RECORDS
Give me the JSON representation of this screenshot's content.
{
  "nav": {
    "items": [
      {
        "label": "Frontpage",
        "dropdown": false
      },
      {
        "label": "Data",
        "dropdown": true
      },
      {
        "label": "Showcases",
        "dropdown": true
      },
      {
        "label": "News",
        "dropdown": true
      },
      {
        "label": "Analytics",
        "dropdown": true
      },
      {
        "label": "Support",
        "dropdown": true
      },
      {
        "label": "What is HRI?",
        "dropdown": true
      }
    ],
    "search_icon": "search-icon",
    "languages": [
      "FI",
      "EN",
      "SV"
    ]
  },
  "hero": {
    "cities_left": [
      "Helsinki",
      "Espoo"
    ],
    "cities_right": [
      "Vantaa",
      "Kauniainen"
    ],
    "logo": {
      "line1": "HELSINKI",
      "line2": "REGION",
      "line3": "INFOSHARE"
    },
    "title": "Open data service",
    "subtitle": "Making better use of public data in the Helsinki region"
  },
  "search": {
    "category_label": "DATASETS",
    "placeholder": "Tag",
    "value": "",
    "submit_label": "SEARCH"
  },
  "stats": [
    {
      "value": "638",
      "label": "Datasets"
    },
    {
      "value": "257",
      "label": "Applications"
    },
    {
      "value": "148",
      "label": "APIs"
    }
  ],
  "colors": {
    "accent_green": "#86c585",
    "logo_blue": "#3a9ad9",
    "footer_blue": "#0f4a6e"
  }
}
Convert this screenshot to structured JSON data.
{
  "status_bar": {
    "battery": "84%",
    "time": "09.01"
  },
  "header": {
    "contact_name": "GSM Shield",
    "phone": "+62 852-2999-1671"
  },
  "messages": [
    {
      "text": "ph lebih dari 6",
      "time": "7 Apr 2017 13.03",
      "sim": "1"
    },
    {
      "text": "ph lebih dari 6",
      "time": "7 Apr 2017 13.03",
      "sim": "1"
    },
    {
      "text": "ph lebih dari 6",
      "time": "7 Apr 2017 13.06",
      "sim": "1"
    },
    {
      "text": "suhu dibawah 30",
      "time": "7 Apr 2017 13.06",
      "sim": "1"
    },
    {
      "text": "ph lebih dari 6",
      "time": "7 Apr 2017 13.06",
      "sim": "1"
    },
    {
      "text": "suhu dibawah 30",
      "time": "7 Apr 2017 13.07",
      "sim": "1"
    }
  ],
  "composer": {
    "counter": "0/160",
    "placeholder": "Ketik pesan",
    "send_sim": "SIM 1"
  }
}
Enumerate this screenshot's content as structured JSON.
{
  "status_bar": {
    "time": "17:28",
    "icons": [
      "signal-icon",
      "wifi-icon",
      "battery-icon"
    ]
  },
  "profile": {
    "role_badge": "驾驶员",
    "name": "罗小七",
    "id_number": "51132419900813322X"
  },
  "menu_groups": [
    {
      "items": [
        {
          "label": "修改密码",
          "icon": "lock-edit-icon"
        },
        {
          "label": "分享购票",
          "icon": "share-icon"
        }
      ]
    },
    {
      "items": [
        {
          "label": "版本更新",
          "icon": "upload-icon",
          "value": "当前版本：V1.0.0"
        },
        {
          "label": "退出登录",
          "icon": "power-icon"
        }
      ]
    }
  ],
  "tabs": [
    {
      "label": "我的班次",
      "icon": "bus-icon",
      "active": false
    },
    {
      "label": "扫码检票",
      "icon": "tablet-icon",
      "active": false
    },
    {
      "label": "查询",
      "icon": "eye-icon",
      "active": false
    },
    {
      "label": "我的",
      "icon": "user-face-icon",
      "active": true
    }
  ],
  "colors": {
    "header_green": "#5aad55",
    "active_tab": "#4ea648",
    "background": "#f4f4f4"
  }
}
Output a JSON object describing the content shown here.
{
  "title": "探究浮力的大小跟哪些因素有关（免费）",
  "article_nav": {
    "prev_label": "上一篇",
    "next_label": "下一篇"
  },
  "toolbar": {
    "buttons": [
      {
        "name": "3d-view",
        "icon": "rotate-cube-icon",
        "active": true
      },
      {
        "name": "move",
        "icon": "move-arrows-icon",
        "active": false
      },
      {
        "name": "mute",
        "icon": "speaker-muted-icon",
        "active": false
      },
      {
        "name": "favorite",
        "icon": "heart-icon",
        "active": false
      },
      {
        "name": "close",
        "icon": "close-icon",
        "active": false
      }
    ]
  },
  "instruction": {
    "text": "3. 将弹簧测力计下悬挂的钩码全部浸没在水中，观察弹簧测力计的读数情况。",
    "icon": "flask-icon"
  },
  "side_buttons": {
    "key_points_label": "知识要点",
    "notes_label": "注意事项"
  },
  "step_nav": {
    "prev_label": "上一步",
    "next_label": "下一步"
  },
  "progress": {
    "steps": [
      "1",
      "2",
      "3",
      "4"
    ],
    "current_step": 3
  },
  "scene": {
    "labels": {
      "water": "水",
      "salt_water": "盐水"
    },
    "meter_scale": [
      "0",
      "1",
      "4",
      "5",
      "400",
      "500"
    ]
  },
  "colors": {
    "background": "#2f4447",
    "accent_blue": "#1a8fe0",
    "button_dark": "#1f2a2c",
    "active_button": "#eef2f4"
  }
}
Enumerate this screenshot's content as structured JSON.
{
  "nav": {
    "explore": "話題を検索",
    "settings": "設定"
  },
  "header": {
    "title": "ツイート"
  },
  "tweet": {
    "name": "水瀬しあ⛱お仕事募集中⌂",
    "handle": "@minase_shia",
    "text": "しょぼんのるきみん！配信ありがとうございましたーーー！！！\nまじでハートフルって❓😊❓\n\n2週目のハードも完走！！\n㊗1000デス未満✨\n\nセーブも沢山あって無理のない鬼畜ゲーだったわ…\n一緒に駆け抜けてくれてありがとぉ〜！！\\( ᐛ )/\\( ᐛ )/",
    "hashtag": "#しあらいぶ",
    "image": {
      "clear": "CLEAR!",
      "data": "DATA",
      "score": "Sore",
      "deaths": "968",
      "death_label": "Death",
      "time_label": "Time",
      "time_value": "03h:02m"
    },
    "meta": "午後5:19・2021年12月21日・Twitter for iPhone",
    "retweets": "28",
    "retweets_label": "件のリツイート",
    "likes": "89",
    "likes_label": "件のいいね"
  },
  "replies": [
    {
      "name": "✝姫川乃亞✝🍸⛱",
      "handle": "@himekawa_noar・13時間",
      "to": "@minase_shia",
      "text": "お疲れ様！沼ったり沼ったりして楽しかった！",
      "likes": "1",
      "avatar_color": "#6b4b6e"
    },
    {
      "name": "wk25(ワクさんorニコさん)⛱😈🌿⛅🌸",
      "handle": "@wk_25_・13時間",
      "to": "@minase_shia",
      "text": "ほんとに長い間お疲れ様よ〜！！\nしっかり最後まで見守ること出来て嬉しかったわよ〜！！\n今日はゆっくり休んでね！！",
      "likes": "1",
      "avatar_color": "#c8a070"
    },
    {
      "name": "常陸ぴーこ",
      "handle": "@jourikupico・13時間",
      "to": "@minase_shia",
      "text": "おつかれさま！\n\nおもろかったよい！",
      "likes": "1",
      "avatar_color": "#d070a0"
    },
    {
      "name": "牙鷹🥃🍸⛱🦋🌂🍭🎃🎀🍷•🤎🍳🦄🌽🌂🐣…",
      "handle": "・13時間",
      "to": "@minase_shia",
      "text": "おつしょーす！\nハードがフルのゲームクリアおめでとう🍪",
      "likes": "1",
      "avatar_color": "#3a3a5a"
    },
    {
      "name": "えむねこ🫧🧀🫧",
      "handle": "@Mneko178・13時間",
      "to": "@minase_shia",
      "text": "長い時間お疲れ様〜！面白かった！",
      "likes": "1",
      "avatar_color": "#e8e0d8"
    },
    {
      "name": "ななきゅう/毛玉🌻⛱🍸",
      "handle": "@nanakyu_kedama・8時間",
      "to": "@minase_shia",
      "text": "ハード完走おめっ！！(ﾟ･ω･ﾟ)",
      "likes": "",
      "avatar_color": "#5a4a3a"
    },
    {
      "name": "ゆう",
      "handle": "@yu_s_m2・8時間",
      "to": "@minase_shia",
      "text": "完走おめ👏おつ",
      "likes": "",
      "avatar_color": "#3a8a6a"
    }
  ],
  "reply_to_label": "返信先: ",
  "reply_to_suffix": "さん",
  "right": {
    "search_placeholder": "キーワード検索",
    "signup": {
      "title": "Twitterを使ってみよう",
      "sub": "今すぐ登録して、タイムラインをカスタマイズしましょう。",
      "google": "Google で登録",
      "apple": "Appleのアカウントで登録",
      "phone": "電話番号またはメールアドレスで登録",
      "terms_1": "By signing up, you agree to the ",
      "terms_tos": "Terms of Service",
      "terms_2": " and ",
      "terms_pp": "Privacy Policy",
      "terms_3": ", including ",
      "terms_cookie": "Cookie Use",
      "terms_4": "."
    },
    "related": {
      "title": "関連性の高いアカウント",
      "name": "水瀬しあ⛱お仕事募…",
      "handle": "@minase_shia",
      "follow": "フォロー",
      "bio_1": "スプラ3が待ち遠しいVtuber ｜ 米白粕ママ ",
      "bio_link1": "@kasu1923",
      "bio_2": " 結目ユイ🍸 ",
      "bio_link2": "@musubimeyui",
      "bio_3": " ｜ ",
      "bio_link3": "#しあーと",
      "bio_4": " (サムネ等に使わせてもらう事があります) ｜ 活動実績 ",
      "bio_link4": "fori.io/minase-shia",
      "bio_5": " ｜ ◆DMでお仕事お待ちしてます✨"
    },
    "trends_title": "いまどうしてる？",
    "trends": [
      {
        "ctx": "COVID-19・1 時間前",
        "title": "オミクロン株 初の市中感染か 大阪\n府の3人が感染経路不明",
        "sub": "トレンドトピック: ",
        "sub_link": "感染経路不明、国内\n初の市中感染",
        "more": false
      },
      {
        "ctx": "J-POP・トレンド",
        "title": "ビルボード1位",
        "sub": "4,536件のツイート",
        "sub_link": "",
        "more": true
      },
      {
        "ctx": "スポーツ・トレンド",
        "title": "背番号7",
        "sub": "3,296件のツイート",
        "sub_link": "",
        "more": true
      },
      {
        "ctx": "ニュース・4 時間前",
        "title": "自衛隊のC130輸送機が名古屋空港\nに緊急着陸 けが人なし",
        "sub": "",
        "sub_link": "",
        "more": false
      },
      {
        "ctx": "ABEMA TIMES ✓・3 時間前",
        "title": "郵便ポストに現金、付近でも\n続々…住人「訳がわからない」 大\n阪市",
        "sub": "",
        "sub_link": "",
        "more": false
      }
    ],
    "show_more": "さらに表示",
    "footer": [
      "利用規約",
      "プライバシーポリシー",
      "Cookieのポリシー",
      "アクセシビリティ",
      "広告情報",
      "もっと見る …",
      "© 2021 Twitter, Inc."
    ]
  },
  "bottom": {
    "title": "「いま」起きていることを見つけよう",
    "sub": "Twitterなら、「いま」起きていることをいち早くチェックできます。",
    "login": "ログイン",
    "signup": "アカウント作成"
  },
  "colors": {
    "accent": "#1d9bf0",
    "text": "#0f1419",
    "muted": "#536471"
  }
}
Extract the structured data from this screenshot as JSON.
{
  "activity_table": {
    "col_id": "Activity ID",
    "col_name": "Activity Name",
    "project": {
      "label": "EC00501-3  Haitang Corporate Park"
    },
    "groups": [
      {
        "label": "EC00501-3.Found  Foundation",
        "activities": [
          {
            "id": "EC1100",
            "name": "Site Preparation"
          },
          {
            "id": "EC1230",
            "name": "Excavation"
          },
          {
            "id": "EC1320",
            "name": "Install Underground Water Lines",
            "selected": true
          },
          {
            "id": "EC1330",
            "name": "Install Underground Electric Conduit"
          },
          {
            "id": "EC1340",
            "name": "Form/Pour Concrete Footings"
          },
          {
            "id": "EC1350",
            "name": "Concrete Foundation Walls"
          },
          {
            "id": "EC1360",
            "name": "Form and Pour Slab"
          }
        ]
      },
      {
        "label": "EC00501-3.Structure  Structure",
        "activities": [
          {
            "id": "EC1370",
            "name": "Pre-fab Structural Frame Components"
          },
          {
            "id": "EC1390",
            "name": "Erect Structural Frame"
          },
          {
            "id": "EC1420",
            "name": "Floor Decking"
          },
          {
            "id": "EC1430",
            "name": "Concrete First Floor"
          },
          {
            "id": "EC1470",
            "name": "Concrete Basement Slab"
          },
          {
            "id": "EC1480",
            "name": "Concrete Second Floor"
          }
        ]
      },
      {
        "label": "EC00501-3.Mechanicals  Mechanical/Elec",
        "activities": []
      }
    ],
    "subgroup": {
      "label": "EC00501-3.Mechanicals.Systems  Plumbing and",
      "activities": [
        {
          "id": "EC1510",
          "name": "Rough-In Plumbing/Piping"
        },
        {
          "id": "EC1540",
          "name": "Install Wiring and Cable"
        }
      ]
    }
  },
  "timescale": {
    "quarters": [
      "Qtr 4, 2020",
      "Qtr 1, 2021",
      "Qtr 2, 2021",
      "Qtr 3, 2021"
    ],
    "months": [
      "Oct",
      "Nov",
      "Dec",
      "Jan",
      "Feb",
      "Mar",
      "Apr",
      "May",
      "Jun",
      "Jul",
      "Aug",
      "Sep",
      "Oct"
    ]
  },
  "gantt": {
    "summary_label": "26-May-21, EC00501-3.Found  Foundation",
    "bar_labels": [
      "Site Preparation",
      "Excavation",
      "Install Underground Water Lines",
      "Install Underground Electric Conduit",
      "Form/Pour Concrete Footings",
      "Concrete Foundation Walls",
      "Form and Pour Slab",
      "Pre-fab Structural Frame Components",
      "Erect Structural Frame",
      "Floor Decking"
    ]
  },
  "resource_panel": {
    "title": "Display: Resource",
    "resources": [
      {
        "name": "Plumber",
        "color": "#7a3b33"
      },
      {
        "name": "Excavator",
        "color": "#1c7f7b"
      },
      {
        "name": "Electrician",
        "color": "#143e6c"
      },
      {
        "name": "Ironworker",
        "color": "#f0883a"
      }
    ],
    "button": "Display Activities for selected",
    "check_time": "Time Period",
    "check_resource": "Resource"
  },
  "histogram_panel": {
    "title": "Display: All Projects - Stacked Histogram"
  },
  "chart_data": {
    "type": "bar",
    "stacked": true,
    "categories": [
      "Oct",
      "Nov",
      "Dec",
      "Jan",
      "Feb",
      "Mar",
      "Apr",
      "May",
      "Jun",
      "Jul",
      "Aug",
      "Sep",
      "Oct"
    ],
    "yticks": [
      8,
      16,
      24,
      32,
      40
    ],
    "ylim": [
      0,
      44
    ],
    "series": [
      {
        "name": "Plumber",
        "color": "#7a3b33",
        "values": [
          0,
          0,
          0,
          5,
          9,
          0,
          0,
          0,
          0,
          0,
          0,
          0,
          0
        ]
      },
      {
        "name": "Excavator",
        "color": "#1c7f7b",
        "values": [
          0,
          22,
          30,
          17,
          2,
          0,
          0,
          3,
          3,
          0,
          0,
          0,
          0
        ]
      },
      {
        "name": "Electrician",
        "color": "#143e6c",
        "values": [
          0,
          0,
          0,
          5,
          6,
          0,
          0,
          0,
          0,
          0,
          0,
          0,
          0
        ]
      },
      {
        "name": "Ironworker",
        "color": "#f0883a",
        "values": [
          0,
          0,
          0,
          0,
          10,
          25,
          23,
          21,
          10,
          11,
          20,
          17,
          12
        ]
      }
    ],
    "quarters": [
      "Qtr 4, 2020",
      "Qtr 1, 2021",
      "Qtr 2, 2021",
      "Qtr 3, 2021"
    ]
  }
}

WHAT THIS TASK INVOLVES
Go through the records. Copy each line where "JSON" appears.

EXERCISE OUTPUT
Give me the JSON representation of this screenshot's content.
Convert this screenshot to structured JSON data.
Enumerate this screenshot's content as structured JSON.
Output a JSON object describing the content shown here.
Enumerate this screenshot's content as structured JSON.
Extract the structured data from this screenshot as JSON.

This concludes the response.